EXCLUSIVE: Yesterday, Scottish broadcaster STV confirmed one of the biggest deals on British television so far this year when it announced its acquisition of indie production network Greenbird Media.
We had previously broken news of an impending deal and a stock market release confirmed that commercial broadcaster STV had initially paid £21.4m ($27.2m) for the indie, which houses 14 production companies under an innovative incubation model. aimed at promoting up-and-coming producers.
The deal saw previous majority owner Keshet exit and Greenbird management sell its stake, giving STV Studios, STV’s production arm, 100% of the business. It is understood there has been a bid for the London-based company, which is run by British television industry veterans Jamie Munro and Stuart Mullin.
We’ve now spoken to STV CEO Simon Pitts, who detailed the strategic thinking behind the Greenbird deal and how it reinforces the strategic objective of making STV Studios the largest UK producer outside of London.
“The deal is transformative because it’s the right thing to do [for the strategy] and is accelerating sales and profits away from traditional advertising into a key growth area of global content ownership,” Potts said in an exclusive interview.
“It makes us one of the leading production groups in the UK and takes us much closer to becoming the most successful producer in countries and regions. We live in a time where the focus is shifting a little from London and the South East. It is a significant advance from where we are now.”
Potts said STV Studios is already on track to double its revenue to £50m from £24m in 2022 and profit to £3m from £1.3m. Greenbird – which includes esteemed producers Tuesday’s Child Television, Crackit Productions and Rumpus Media, among others – will also generate significant revenue.
“Crucially, and more important than the financials, is that the number of recurring series has increased from 12 to nearly 40,” Pitts said. “That’s the foundation of a successful production business — knowing that you have a series of recurring shows on January 1st, so you don’t have to reinvent your business on day one every year.”

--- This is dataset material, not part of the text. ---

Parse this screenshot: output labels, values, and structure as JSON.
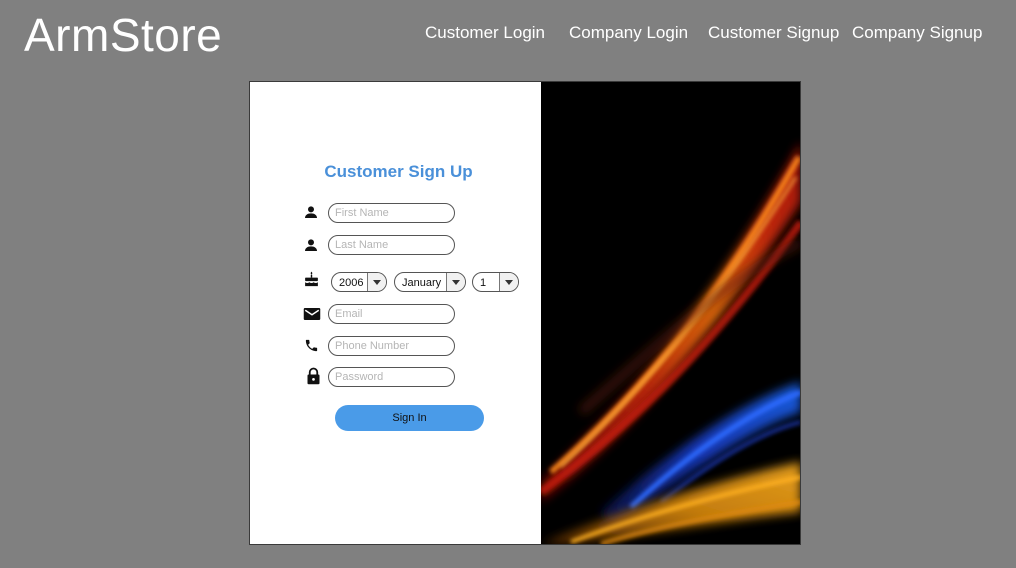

The UK production system leaves international rights to producers rather than the networks who order them (although global streamers have changed that somewhat), but Pitts said the merger with Greenbird would not automatically result in STV launching its own global distribution business at ITV and the BBC. Instead, they would continue to work with third-party distributors on individual programs – Banijay Rights sells the well-travelled programs lego masterFor example.
“Greenbird and STV Studios have actively maintained their distribution-neutral status over the past several years,” said Pitts. “It’s an advantage to have the best individual shows with different people instead of just having one partner.”
He added that with the “extended reach and more intellectual property rights,” STV Studios will consider “international and UK expansion with second-hand sales,” adding, “We’ll be doing that alongside our Greenbird peers, but so far have we benefited from it.” be different while remaining neutral.”
Pitts also addressed the challenges of running a large terrestrial network at a time of economic turmoil, declining advertising markets and ailing streaming models. As an advertising-financed broadcaster in Scotland, STV is more concerned with the ailing TV advertising market than with the writers’ strike and the upcoming actors’ strike in the US. Pitts was generally optimistic about advertising.
“The advertising market is cautious and subdued in the first quarter of this year and that has continued into the second quarter – in line with the rest of the economy in the UK and elsewhere,” he said. “But advertising is very resilient. The Covid case study shows us how quickly it bounces back after shocks. It was assumed that it would take several years for the pandemic to recover, but that happened in 2021. The total amount of advertising revenue in the first quarter of 2023 was higher compared to 2019.”
“TV advertising is resilient, but people are cautious at the moment. When it comes to content demand, we’ve found that commissioners are more cautious,” Pitts said. “This is cyclical and demand will come back strongly. Our job is to ensure we have the most impressive network of creatives to capitalize on.”